We like to put people into roles that make it easy to define who they are – but if anything is American, it is the fact that we are a beautifully complicated people. I have learned that we have to be more than any one thing if we are to succeed.
We began as a nation that wanted to avoid international entanglements, that sought to create a country based on God given Rights and Freedoms – but then we carved out exceptions, created justifications, and have proceeded to fight, be dragged, celebrate, and then claim the mantle as the Land of the Free but also the most powerful Nation in the world with the ability to project power across the globe.

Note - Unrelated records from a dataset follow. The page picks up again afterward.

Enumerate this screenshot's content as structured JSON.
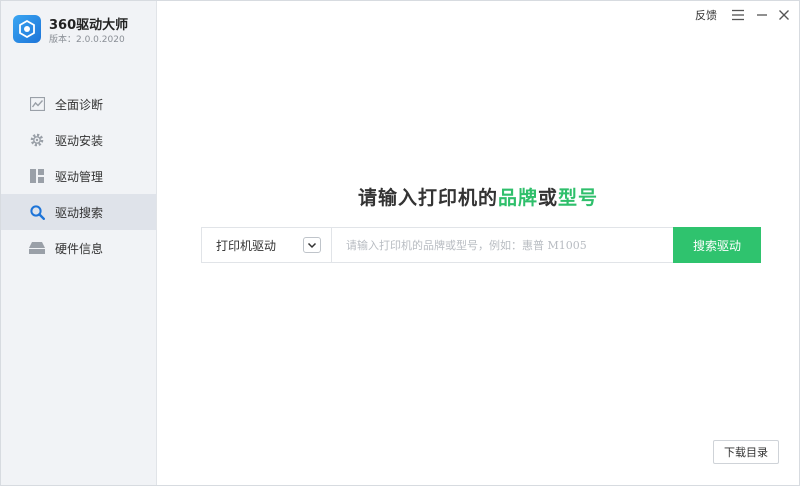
{
  "app": {
    "title": "360驱动大师",
    "version": "版本：2.0.0.2020"
  },
  "topbar": {
    "feedback_label": "反馈"
  },
  "sidebar": {
    "items": [
      {
        "label": "全面诊断",
        "icon": "chart-icon",
        "active": false
      },
      {
        "label": "驱动安装",
        "icon": "gear-icon",
        "active": false
      },
      {
        "label": "驱动管理",
        "icon": "grid-icon",
        "active": false
      },
      {
        "label": "驱动搜索",
        "icon": "search-icon",
        "active": true
      },
      {
        "label": "硬件信息",
        "icon": "hardware-icon",
        "active": false
      }
    ]
  },
  "main": {
    "headline_prefix": "请输入打印机的",
    "headline_brand": "品牌",
    "headline_or": "或",
    "headline_model": "型号",
    "search": {
      "type_selected": "打印机驱动",
      "placeholder": "请输入打印机的品牌或型号，例如：惠普 M1005",
      "value": "",
      "button_label": "搜索驱动"
    },
    "catalog_button_label": "下载目录"
  },
  "colors": {
    "accent_green": "#2fc36e",
    "sidebar_bg": "#f1f3f6",
    "active_item_bg": "#dfe3ea",
    "logo_blue": "#1d74d8"
  }
}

I have seen firsthand how this shapes who we are. I hail from Southern Illinois from a farm straddling the lines of Mascoutah and Freeburg that my family carved out of the land after immigrating in the 1830s. I grew up working on that farm, going to the community school, and then earning an ROTC scholarship that took me to The Citadel, the South Carolina Military College.
I got my first taste of an entirely different culture, how we see others and they see us. I learned how to build lifelong relationships based on standing side by side with your brothers and sisters and face whatever lay before us. I would graduate and move forward to my career as a young Second Lieutenant in the Army Aviation Branch.
From there it was flight school and qualifying on Chinook Helicopters. I saw duty with the 10th Mountain Division, 101st Airborne Division (Air Assault), 160th Special Operations Aviation Regiment (Airborne), and 5th Special Forces Group (Airborne). I have been deployed in support of combat operations in Iraq, Afghanistan, and Syria as well as a Joint Combined Exchange Training (exercise) with the Colombia military.
What America means, what it means to be an American, changes when you see it in action. There are things that we don’t fully understand about the privileges we have and the responsibilities we bear until you are standing in a foreign land charged with bringing or keeping the peace, finding a way to build common ground, and showing basic kindness where none is expected.
When I came home, I saw that we have forgotten some of that. Our pride is bruised, and we feel like the good times may be more behind us than ahead. We are looking for who to blame. We mock our own worth ethics, our communities, our country and we have lost faith in our leaders.
I see the damage that has been done by wage growth that has been stagnant for decades. I can see the overgrown remnants of thousands of working class jobs that we built our homes and our neighborhoods with, but are gone now and we don’t know if our kids will have that opportunity. I have seen the way we have had to cut more and more and pay more and more but yet our roads, our schools, and our economies just haven’t gotten better.
I was taught that hard work was required to get the job done, that when faced with a problem you assess, make a plan, build your team, and execute. Right now we have leadership that fails in those basic mission rules.
I have come home to where my family made their American roots, to where the ground feels good beneath my boots and the air is familiar – and I know that we need to have new leadership if we are going to make sure that we are both true to our roots and have a firm footing to dig our feet into and the direction to drive towards. We need real responsible leadership in Congress that works with our farmers, our laborers, our neighborhoods, our churches, and our civic groups. We need a Congress that takes seriously the duty of American Power and American Responsibility.
From my first days on the farm, to serving in the military, and then returning home to my family… I have understood that we must work together and we must be ready to lead.